From it first home, a renovated industrial space in the Candler building, adjacent to the Inner Harbor, MAP presented fourteen exhibitions and regular performances. In November 1984, a significant rent increase caused MAP to move and spend the next 14 months in temporary locations while searching for a permanent base. During that time, MAP developed a number of programs not subject to space restrictions: a state-wide exhibition series, a Critics' Residency program, a public art program in conjunction with the Market Center Development Corporation, and Diverse Works, the first performance residency for interdisciplinary artists. With the use of ad hoc spaces, MAP mounted five major exhibitions in 1984-85.
In 1986 MAP leased space with a unique purchase option, at 218 West Saratoga Street in downtown Baltimore. In January, 1988, it purchased the 20,000 square foot building, thus taking a major step toward financial stability and continuity of programming. The renovation of the building was completed in 1991 providing MAP with first-rate gallery space and a permanent and central base from which to build its programming. MAP continued to occupy the lower two floors and basement of the five-story structure until building out and moving to Power Plant Live in March 2001. In January of 2014 MAP moved permanently back to 218 West Saratoga Street, in the newly designated Bromo Tower Arts and Entertainment District.
The 14 Karat Cabaret, the performance component of MAP's programming, continues to showcase an ongoing series of performance, music, dance, film and video in the basement of MAP's West Saratoga Street space.
Suzi Keats Cordish: joined 1992 - 2013

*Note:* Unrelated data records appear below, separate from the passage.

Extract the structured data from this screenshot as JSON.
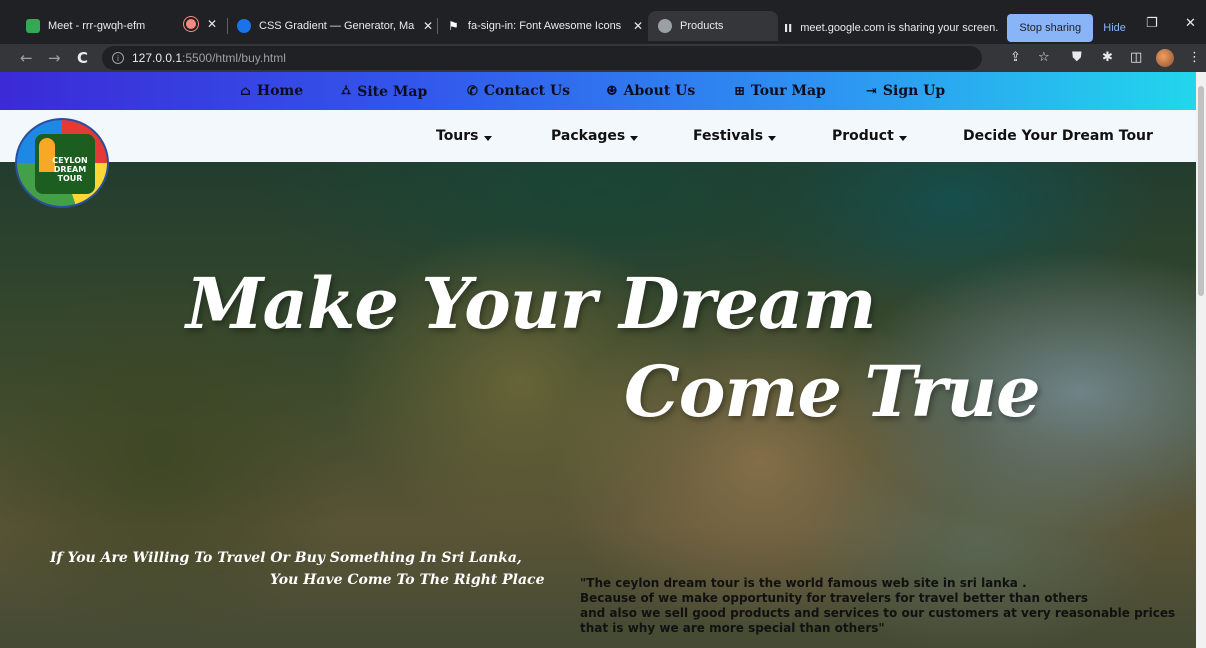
{
  "browser": {
    "tabs": [
      {
        "title": "Meet - rrr-gwqh-efm",
        "favicon_color": "#34a853"
      },
      {
        "title": "CSS Gradient — Generator, Make",
        "favicon_color": "#1a73e8"
      },
      {
        "title": "fa-sign-in: Font Awesome Icons",
        "favicon_color": "#ffffff"
      },
      {
        "title": "Products",
        "favicon_color": "#9aa0a6"
      }
    ],
    "close_glyph": "✕",
    "screen_share": {
      "pause_glyph": "II",
      "message": "meet.google.com is sharing your screen.",
      "stop_label": "Stop sharing",
      "hide_label": "Hide"
    },
    "window_controls": {
      "restore": "❐",
      "close": "✕"
    },
    "nav": {
      "back": "←",
      "forward": "→",
      "reload": "C"
    },
    "address": {
      "info": "i",
      "host": "127.0.0.1",
      "path": ":5500/html/buy.html"
    },
    "toolbar_icons": {
      "share": "⇪",
      "bookmark": "☆",
      "shield": "⛊",
      "extensions": "✱",
      "sidepanel": "◫",
      "menu": "⋮"
    }
  },
  "site": {
    "top_links": [
      {
        "icon": "⌂",
        "label": "Home"
      },
      {
        "icon": "⛼",
        "label": "Site Map"
      },
      {
        "icon": "✆",
        "label": "Contact Us"
      },
      {
        "icon": "☻",
        "label": "About Us"
      },
      {
        "icon": "⊞",
        "label": "Tour Map"
      },
      {
        "icon": "⇥",
        "label": "Sign Up"
      }
    ],
    "main_menu": [
      {
        "label": "Tours"
      },
      {
        "label": "Packages"
      },
      {
        "label": "Festivals"
      },
      {
        "label": "Product"
      },
      {
        "label": "Decide Your Dream Tour"
      }
    ],
    "logo_text": "CEYLON DREAM TOUR",
    "hero": {
      "line1": "Make Your Dream",
      "line2": "Come True",
      "tagline1": "If You Are Willing To Travel Or Buy Something In Sri Lanka,",
      "tagline2": "You Have Come To The Right Place",
      "quote_lines": [
        "\"The ceylon dream tour is the world famous web site in sri lanka .",
        "Because of we make opportunity for travelers for travel better than others",
        "and also we sell good products and services to our customers at very reasonable prices",
        "that is why we are more special than others\""
      ]
    }
  }
}
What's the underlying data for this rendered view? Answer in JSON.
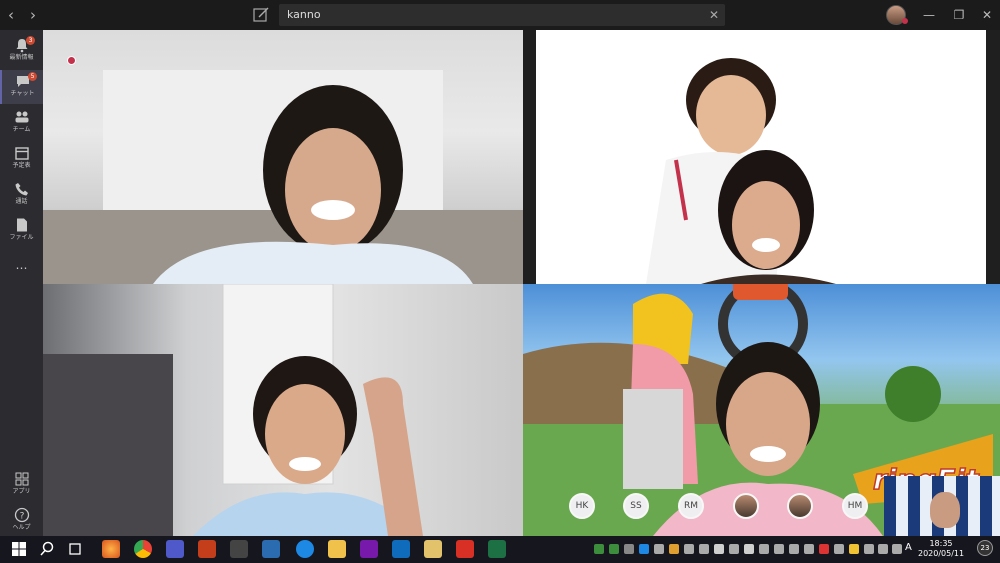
{
  "titlebar": {
    "back_icon": "chevron-left-icon",
    "forward_icon": "chevron-right-icon",
    "search_value": "kanno",
    "clear_label": "✕",
    "minimize": "—",
    "restore": "❐",
    "close": "✕"
  },
  "sidebar": {
    "items": [
      {
        "icon": "bell-icon",
        "label": "最新情報",
        "badge": "3"
      },
      {
        "icon": "chat-icon",
        "label": "チャット",
        "badge": "5"
      },
      {
        "icon": "teams-icon",
        "label": "チーム",
        "badge": ""
      },
      {
        "icon": "calendar-icon",
        "label": "予定表",
        "badge": ""
      },
      {
        "icon": "phone-icon",
        "label": "通話",
        "badge": ""
      },
      {
        "icon": "file-icon",
        "label": "ファイル",
        "badge": ""
      },
      {
        "icon": "more-icon",
        "label": "…",
        "badge": ""
      }
    ],
    "bottom": [
      {
        "icon": "apps-icon",
        "label": "アプリ"
      },
      {
        "icon": "help-icon",
        "label": "ヘルプ"
      }
    ]
  },
  "participants": [
    "HK",
    "SS",
    "RM",
    "HM"
  ],
  "video_overlay": {
    "game_text": "ringFit"
  },
  "taskbar": {
    "clock_time": "18:35",
    "clock_date": "2020/05/11",
    "input_mode": "A",
    "notification_count": "23"
  }
}
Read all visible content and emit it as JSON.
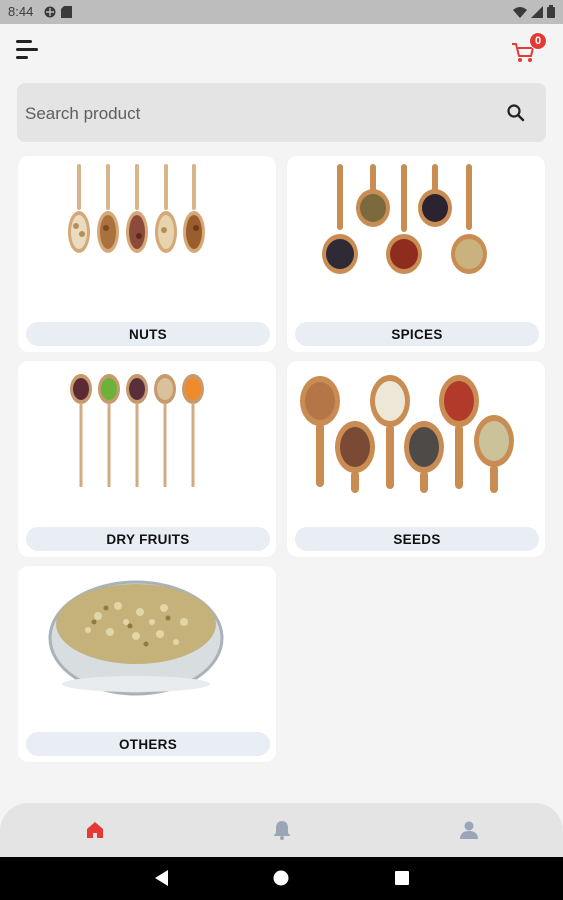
{
  "status_bar": {
    "time": "8:44"
  },
  "cart": {
    "count": "0"
  },
  "search": {
    "placeholder": "Search product",
    "value": ""
  },
  "categories": [
    {
      "label": "NUTS"
    },
    {
      "label": "SPICES"
    },
    {
      "label": "DRY FRUITS"
    },
    {
      "label": "SEEDS"
    },
    {
      "label": "OTHERS"
    }
  ],
  "bottom_nav": [
    {
      "icon": "home-icon",
      "active": true
    },
    {
      "icon": "bell-icon",
      "active": false
    },
    {
      "icon": "person-icon",
      "active": false
    }
  ],
  "colors": {
    "accent": "#e53935",
    "inactive_icon": "#9aa6b8",
    "label_bg": "#e9eef5"
  }
}
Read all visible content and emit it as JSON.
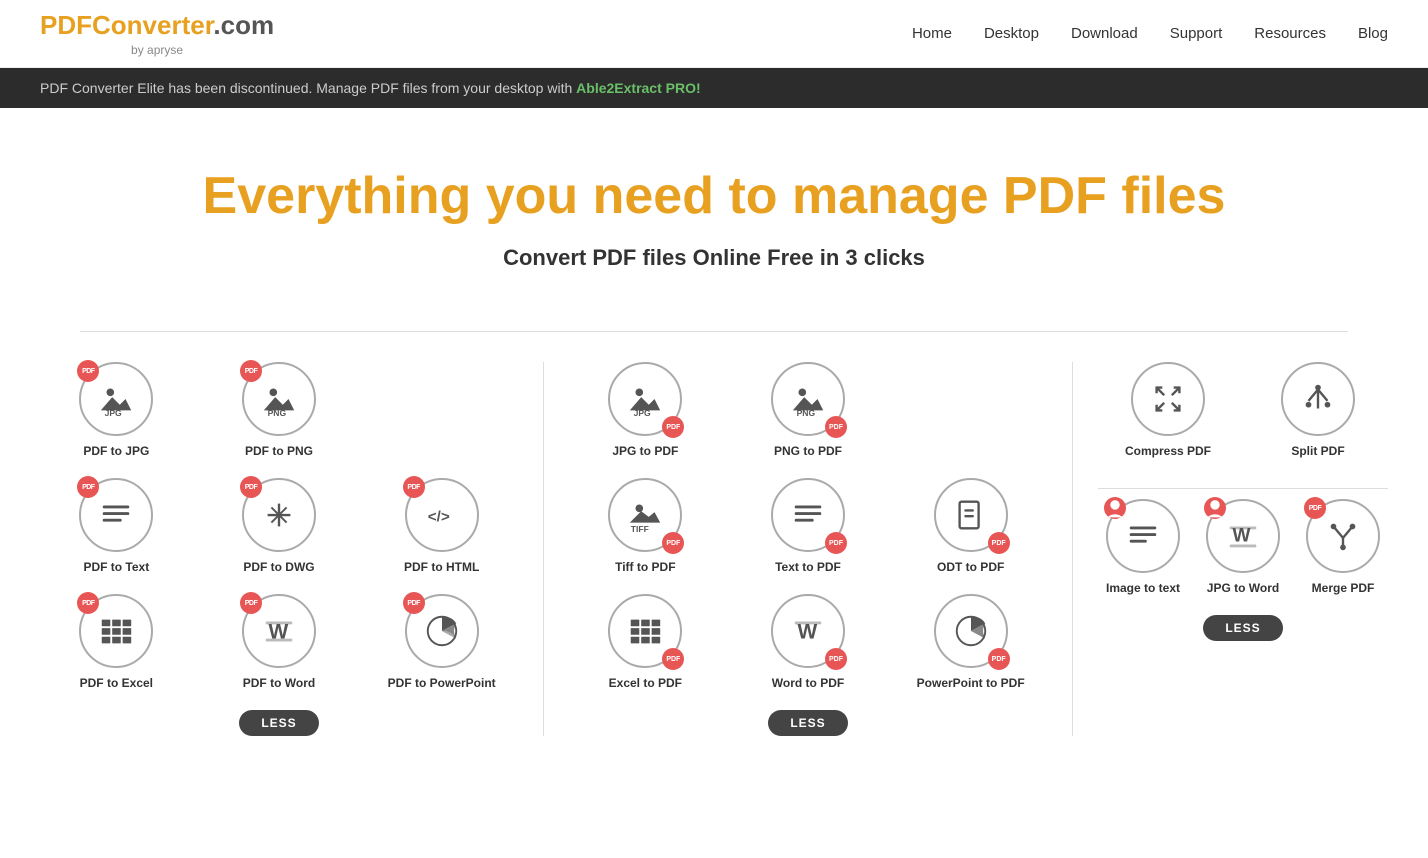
{
  "header": {
    "logo": {
      "pdf": "PDF",
      "converter": "Converter",
      "dotcom": ".com",
      "byApryse": "by apryse"
    },
    "nav": [
      {
        "label": "Home",
        "href": "#"
      },
      {
        "label": "Desktop",
        "href": "#"
      },
      {
        "label": "Download",
        "href": "#"
      },
      {
        "label": "Support",
        "href": "#"
      },
      {
        "label": "Resources",
        "href": "#"
      },
      {
        "label": "Blog",
        "href": "#"
      }
    ]
  },
  "announcement": {
    "text": "PDF Converter Elite has been discontinued. Manage PDF files from your desktop with ",
    "linkText": "Able2Extract PRO!",
    "linkHref": "#"
  },
  "hero": {
    "headline": "Everything you need to manage PDF files",
    "subheadline": "Convert PDF files Online Free in 3 clicks"
  },
  "converters": {
    "leftColumn": [
      {
        "label": "PDF to JPG",
        "iconType": "jpg",
        "pdfBadge": "top-left"
      },
      {
        "label": "PDF to PNG",
        "iconType": "png",
        "pdfBadge": "top-left"
      },
      {
        "label": "PDF to Text",
        "iconType": "text-lines",
        "pdfBadge": "top-left"
      },
      {
        "label": "PDF to DWG",
        "iconType": "dwg",
        "pdfBadge": "top-left"
      },
      {
        "label": "PDF to HTML",
        "iconType": "html",
        "pdfBadge": "top-left"
      },
      {
        "label": "PDF to Excel",
        "iconType": "excel",
        "pdfBadge": "top-left"
      },
      {
        "label": "PDF to Word",
        "iconType": "word",
        "pdfBadge": "top-left"
      },
      {
        "label": "PDF to PowerPoint",
        "iconType": "powerpoint",
        "pdfBadge": "top-left"
      }
    ],
    "middleColumn": [
      {
        "label": "JPG to PDF",
        "iconType": "jpg",
        "pdfBadge": "bottom-right"
      },
      {
        "label": "PNG to PDF",
        "iconType": "png",
        "pdfBadge": "bottom-right"
      },
      {
        "label": "Tiff to PDF",
        "iconType": "tiff",
        "pdfBadge": "bottom-right"
      },
      {
        "label": "Text to PDF",
        "iconType": "text-lines",
        "pdfBadge": "bottom-right"
      },
      {
        "label": "ODT to PDF",
        "iconType": "odt",
        "pdfBadge": "bottom-right"
      },
      {
        "label": "Excel to PDF",
        "iconType": "excel",
        "pdfBadge": "bottom-right"
      },
      {
        "label": "Word to PDF",
        "iconType": "word",
        "pdfBadge": "bottom-right"
      },
      {
        "label": "PowerPoint to PDF",
        "iconType": "powerpoint",
        "pdfBadge": "bottom-right"
      }
    ],
    "rightColumn": [
      {
        "label": "Compress PDF",
        "iconType": "compress"
      },
      {
        "label": "Split PDF",
        "iconType": "split"
      },
      {
        "label": "Image to text",
        "iconType": "image-text",
        "pdfBadge": "top-left"
      },
      {
        "label": "JPG to Word",
        "iconType": "jpg-word",
        "pdfBadge": "top-left"
      },
      {
        "label": "Merge PDF",
        "iconType": "merge",
        "pdfBadge": "top-left"
      }
    ],
    "lessButtonLabel": "LESS"
  }
}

Costas Grimaldis: joined 1980 - 2012
John Moore: joined 1980 - 1993
Matha Macks-Kahn: joined 1984 - 2001
Mary Ann Mears: joined 1982 - 1993